At least 3 phase III RCTs are under way to investigate the safety and efficacy of AHSCT compared with more recently developed DMTs. Data from these trials are expected to become available between 2024 and 2026, which may help clarify some aspects of clinical equipoise and provide an opportunity to align practice and guidelines. A health technology assessment that uses this data to perform economic analyses may help assess the overall cost-effectiveness of offering AHSCT for treating MS, given that there is potential for longer-term cost savings if DMTs are no longer required.

Models of Care and Funding

Decisions about models of care may need to be revisited once the results of ongoing phase III RCTs are published. For example, transplants could be centralized at designated specialist centres where specific experience and expertise could be further developed. Then, strategies could be implemented to facilitate access to those centres, which could include the development of interprovincial and territorial agreements. Alternately, the transplant capacity that already exists could be relied on more fully. These decisions must consider the importance of maintaining equitable access and approaches to care delivery.

People undergoing the AHSCT procedure and their caregivers must travel away from their homes and stay at, or close to, the transplant centre for at least several months if they do not already live near a transplant centre. This leaves them responsible for many of the related costs, which introduces potential inequities in access due to geography and social and/or financial position. Therefore, opportunities to prepare them for, or to reduce, out-of-pocket expenses (including systems to support time away from work) should be considered. Public funding or the support of not-forprofit organizations could potentially be used to help provide financial and logistical support for travel and short-term relocation.

Existing Interest and Networks Across Canada

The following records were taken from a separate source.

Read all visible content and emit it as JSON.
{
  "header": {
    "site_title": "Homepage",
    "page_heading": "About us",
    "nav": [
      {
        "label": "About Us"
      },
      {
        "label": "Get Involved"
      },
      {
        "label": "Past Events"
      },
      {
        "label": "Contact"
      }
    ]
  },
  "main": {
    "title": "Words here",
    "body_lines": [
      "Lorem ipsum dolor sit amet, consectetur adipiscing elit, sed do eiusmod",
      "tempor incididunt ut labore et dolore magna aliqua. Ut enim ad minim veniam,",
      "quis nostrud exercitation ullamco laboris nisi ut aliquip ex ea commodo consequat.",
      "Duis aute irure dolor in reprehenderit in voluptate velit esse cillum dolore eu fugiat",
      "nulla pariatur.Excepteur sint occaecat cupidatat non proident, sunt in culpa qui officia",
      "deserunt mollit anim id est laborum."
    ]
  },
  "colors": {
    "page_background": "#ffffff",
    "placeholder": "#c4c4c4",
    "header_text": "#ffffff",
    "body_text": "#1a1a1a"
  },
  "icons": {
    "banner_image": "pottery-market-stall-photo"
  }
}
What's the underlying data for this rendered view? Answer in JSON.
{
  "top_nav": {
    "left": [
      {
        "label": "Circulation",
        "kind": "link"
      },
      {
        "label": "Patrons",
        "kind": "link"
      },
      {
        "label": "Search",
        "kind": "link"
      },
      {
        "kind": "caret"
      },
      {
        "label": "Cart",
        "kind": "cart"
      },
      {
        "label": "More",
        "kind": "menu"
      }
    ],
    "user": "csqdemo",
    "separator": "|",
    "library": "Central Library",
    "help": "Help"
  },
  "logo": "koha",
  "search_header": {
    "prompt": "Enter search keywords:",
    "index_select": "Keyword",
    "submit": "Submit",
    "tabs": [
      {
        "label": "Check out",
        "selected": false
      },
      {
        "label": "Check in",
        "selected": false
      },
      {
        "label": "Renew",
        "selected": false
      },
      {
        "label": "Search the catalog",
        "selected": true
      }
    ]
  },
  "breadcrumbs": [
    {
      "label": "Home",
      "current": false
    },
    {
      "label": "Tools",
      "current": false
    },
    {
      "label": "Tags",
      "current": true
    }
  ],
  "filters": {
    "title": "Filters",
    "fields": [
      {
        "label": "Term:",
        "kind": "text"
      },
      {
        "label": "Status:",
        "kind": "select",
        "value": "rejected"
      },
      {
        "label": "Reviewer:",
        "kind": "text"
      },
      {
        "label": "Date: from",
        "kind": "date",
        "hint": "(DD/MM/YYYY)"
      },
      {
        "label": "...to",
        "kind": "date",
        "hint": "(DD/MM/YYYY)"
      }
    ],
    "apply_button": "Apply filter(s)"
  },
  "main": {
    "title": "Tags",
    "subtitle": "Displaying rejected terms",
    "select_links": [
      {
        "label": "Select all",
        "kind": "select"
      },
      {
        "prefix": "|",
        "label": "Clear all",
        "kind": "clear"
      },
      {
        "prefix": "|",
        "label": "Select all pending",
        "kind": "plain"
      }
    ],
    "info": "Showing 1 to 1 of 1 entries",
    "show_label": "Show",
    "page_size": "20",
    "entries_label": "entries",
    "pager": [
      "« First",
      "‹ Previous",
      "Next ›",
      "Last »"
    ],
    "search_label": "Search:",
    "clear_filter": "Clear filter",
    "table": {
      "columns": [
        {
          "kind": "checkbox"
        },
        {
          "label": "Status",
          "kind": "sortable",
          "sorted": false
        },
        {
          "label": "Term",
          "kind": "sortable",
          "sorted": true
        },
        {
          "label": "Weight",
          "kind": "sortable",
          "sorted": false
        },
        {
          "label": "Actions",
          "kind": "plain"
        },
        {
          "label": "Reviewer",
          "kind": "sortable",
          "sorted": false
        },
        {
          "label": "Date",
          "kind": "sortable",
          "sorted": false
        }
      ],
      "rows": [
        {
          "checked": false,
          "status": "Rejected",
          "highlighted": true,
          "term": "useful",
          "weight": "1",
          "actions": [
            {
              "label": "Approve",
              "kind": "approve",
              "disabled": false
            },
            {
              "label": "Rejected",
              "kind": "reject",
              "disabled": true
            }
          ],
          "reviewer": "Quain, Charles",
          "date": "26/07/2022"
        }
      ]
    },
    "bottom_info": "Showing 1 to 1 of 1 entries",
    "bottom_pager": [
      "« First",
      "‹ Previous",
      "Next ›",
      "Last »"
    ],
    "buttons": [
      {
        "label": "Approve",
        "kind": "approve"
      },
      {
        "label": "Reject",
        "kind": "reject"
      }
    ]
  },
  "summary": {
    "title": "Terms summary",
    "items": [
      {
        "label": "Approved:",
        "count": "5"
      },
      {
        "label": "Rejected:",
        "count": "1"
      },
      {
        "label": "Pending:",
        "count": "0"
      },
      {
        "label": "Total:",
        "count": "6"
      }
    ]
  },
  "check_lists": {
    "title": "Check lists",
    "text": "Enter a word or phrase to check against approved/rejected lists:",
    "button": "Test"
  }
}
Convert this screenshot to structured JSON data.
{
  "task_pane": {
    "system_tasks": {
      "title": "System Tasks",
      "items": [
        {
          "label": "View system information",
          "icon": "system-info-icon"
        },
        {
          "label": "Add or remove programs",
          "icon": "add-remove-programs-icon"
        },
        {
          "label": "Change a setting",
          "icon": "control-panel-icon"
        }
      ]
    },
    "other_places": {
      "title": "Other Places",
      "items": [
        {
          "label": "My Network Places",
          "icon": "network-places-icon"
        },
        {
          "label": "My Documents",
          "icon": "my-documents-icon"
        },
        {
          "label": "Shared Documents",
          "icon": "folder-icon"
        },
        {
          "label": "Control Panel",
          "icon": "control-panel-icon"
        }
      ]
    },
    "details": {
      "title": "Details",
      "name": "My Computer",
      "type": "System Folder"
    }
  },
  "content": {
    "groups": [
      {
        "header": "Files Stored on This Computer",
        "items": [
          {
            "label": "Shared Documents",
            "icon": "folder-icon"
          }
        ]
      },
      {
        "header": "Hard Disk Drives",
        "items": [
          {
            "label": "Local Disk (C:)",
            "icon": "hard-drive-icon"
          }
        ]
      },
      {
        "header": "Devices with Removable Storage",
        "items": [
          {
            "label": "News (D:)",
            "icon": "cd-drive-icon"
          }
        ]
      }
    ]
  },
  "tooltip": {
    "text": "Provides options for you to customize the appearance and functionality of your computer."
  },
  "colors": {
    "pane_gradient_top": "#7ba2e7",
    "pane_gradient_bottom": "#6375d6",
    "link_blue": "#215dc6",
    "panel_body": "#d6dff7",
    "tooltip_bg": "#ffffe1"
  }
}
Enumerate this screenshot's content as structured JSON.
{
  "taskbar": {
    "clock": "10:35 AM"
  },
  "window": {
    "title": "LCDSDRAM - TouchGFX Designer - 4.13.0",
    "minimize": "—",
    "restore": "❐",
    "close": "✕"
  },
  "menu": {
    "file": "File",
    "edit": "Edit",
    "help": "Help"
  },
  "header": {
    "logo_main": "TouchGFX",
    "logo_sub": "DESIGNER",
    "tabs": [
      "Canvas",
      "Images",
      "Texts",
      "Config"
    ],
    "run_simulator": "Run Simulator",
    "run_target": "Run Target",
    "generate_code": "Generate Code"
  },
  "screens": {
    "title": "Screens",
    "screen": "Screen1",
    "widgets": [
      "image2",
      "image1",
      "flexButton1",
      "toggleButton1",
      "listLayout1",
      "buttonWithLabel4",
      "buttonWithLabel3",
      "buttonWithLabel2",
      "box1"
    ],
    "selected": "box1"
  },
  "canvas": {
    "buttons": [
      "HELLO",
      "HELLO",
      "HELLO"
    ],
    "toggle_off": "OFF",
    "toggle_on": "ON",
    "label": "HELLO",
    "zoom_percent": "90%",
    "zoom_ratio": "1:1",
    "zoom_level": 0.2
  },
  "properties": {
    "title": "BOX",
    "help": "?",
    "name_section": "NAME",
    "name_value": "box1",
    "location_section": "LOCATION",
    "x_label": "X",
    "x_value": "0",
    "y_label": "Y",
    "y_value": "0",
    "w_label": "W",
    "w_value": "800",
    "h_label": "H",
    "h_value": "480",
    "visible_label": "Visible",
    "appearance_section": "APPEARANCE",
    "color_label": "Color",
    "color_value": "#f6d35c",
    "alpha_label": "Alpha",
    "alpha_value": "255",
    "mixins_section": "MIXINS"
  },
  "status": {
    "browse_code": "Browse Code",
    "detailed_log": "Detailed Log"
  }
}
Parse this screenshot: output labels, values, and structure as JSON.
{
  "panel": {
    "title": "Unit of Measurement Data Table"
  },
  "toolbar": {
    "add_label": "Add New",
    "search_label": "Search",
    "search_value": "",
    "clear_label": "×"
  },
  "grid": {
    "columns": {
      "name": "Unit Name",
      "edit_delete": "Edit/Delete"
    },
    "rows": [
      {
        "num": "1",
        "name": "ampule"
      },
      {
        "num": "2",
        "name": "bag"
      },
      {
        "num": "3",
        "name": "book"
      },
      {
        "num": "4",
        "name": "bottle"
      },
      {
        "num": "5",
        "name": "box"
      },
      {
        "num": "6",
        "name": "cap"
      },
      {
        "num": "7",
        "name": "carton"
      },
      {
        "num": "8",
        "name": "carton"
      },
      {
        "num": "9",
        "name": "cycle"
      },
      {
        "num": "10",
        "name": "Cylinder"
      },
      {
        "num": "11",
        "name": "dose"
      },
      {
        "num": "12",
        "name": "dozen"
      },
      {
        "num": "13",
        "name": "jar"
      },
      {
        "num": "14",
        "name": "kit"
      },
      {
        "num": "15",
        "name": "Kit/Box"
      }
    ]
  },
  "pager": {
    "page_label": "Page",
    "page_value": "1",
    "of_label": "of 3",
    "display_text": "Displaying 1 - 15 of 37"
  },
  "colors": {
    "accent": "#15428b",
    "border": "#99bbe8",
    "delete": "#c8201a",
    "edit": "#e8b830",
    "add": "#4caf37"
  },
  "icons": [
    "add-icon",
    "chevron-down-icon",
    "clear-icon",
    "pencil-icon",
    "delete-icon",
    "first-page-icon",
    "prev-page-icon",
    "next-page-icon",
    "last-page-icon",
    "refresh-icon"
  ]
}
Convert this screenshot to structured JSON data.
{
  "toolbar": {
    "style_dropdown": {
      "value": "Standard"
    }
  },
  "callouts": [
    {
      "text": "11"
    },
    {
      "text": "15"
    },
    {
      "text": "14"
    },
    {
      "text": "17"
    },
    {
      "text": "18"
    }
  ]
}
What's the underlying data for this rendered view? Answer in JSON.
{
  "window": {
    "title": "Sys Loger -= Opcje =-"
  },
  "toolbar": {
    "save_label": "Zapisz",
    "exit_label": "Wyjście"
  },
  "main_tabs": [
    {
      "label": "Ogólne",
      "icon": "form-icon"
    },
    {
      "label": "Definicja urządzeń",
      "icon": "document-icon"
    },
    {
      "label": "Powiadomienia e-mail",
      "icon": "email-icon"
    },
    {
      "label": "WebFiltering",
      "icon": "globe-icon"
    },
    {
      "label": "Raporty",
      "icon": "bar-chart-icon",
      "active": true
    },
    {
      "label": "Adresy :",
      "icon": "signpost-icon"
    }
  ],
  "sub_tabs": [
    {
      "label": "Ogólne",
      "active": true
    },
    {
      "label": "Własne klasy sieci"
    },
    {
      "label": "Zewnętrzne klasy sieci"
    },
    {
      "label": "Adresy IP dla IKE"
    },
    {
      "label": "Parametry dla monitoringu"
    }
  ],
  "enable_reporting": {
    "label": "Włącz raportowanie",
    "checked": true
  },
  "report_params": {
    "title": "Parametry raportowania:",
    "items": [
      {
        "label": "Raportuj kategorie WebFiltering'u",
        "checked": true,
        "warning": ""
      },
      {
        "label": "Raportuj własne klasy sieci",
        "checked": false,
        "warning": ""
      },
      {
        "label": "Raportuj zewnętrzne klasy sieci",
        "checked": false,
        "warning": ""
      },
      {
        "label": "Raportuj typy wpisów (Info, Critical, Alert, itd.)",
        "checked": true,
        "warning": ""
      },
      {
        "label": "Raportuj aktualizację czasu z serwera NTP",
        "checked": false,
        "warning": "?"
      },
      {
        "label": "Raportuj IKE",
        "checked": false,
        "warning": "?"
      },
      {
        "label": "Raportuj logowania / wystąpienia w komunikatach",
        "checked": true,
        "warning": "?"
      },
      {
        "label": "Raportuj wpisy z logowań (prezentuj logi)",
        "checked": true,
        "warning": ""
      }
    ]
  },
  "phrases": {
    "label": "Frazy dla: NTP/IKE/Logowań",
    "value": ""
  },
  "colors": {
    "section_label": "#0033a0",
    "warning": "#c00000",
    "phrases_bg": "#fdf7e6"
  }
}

Offering AHSCT for the treatment of MS will require interest, motivation, and knowledge among MS health care professionals, including transplant physicians, neurologists, and MS specialists. In Canada, there is inconsistent interest in and knowledge of the procedure. To support health system planning, it would be helpful to understand the reasons for the inconsistent interest and work with MS health care professionals to identify barriers and opportunities for addressing them.

The Foundation for the Accreditation of Cellular Therapy (FACT) accredits centres for both autologous and allogenic transplants. Most transplant centres where AHSCT for MS could be provided are accredited by FACT and, therefore, those centres could serve as a network for sharing resources and protocols. Similarly, Cell Therapy Transplant Canada has members from all Canadian provinces and could provide a platform for AHSCT research, guidelines, and education to support decision-makers.